Source data:
________
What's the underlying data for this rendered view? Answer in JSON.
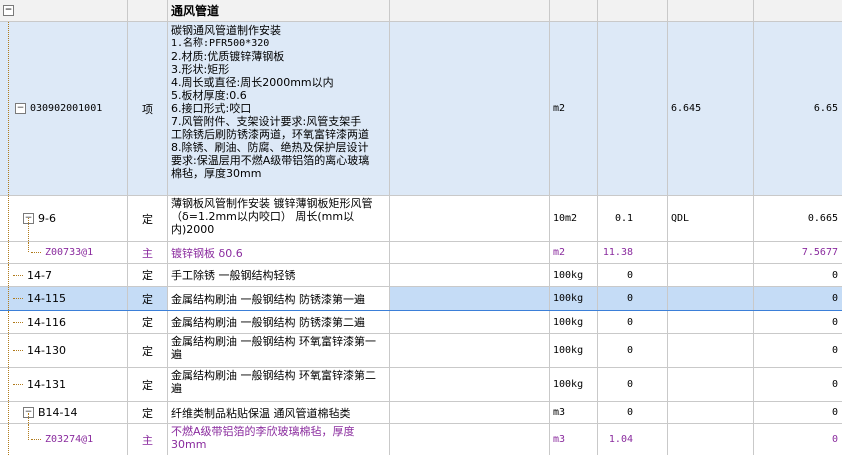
{
  "header": {
    "toggle": "−",
    "title": "通风管道"
  },
  "main_item": {
    "code": "030902001001",
    "type": "项",
    "name_lines": [
      "碳钢通风管道制作安装",
      "1.名称:PFR500*320",
      "2.材质:优质镀锌薄钢板",
      "3.形状:矩形",
      "4.周长或直径:周长2000mm以内",
      "5.板材厚度:0.6",
      "6.接口形式:咬口",
      "7.风管附件、支架设计要求:风管支架手",
      "工除锈后刷防锈漆两道，环氧富锌漆两道",
      "8.除锈、刷油、防腐、绝热及保护层设计",
      "要求:保温层用不燃A级带铝箔的离心玻璃",
      "棉毡，厚度30mm"
    ],
    "unit": "m2",
    "expr": "6.645",
    "total": "6.65"
  },
  "rows": [
    {
      "code": "9-6",
      "type": "定",
      "name": "薄钢板风管制作安装 镀锌薄钢板矩形风管（δ=1.2mm以内咬口） 周长(mm以内)2000",
      "unit": "10m2",
      "qty": "0.1",
      "expr": "QDL",
      "total": "0.665"
    },
    {
      "code": "Z00733@1",
      "type": "主",
      "name": "镀锌钢板 δ0.6",
      "unit": "m2",
      "qty": "11.38",
      "expr": "",
      "total": "7.5677"
    },
    {
      "code": "14-7",
      "type": "定",
      "name": "手工除锈 一般钢结构轻锈",
      "unit": "100kg",
      "qty": "0",
      "expr": "",
      "total": "0"
    },
    {
      "code": "14-115",
      "type": "定",
      "name": "金属结构刷油 一般钢结构 防锈漆第一遍",
      "unit": "100kg",
      "qty": "0",
      "expr": "",
      "total": "0"
    },
    {
      "code": "14-116",
      "type": "定",
      "name": "金属结构刷油 一般钢结构 防锈漆第二遍",
      "unit": "100kg",
      "qty": "0",
      "expr": "",
      "total": "0"
    },
    {
      "code": "14-130",
      "type": "定",
      "name": "金属结构刷油 一般钢结构 环氧富锌漆第一遍",
      "unit": "100kg",
      "qty": "0",
      "expr": "",
      "total": "0"
    },
    {
      "code": "14-131",
      "type": "定",
      "name": "金属结构刷油 一般钢结构 环氧富锌漆第二遍",
      "unit": "100kg",
      "qty": "0",
      "expr": "",
      "total": "0"
    },
    {
      "code": "B14-14",
      "type": "定",
      "name": "纤维类制品粘贴保温 通风管道棉毡类",
      "unit": "m3",
      "qty": "0",
      "expr": "",
      "total": "0"
    },
    {
      "code": "Z03274@1",
      "type": "主",
      "name": "不燃A级带铝箔的李欣玻璃棉毡，厚度30mm",
      "unit": "m3",
      "qty": "1.04",
      "expr": "",
      "total": "0"
    }
  ],
  "toggle_symbol": "−",
  "colors": {
    "selection": "#c5dcf6",
    "selection_border": "#3b7fd8",
    "item_bg": "#dde9f7",
    "material_text": "#8a2b9e"
  }
}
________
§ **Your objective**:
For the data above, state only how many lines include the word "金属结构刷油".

§ **Your solution**:
4